Task prompt: Set down all of the entries word for word, omitting the images they contain.

Source data:
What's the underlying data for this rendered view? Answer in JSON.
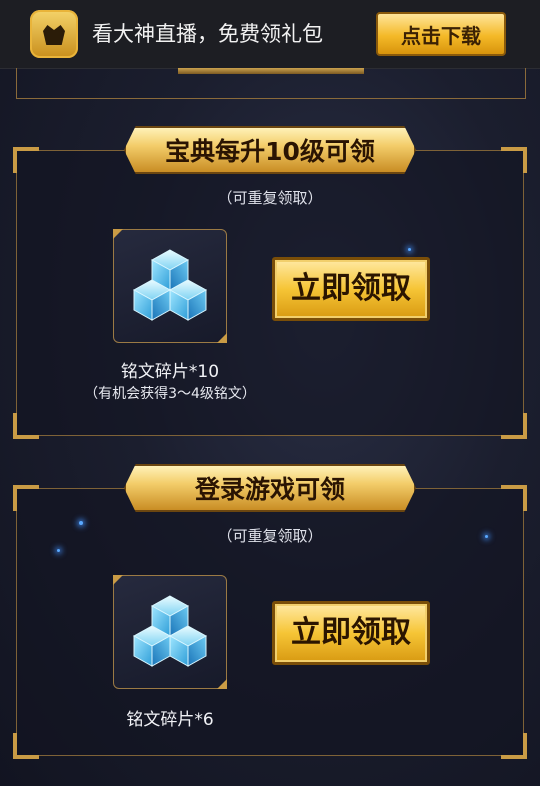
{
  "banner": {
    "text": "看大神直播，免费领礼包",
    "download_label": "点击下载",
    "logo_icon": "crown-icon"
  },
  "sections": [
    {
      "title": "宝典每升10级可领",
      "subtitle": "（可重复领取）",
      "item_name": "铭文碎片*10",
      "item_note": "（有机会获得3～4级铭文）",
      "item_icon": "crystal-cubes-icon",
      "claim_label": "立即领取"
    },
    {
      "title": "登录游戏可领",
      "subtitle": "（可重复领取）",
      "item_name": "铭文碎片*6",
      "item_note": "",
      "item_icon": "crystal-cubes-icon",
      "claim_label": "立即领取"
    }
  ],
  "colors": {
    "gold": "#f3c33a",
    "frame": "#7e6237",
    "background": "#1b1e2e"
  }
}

Result:
What's the underlying data for this rendered view? Answer in JSON.
{
  "banner": {
    "text": "看大神直播，免费领礼包",
    "download_label": "点击下载",
    "logo_icon": "crown-icon"
  },
  "sections": [
    {
      "title": "宝典每升10级可领",
      "subtitle": "（可重复领取）",
      "item_name": "铭文碎片*10",
      "item_note": "（有机会获得3～4级铭文）",
      "item_icon": "crystal-cubes-icon",
      "claim_label": "立即领取"
    },
    {
      "title": "登录游戏可领",
      "subtitle": "（可重复领取）",
      "item_name": "铭文碎片*6",
      "item_note": "",
      "item_icon": "crystal-cubes-icon",
      "claim_label": "立即领取"
    }
  ],
  "colors": {
    "gold": "#f3c33a",
    "frame": "#7e6237",
    "background": "#1b1e2e"
  }
}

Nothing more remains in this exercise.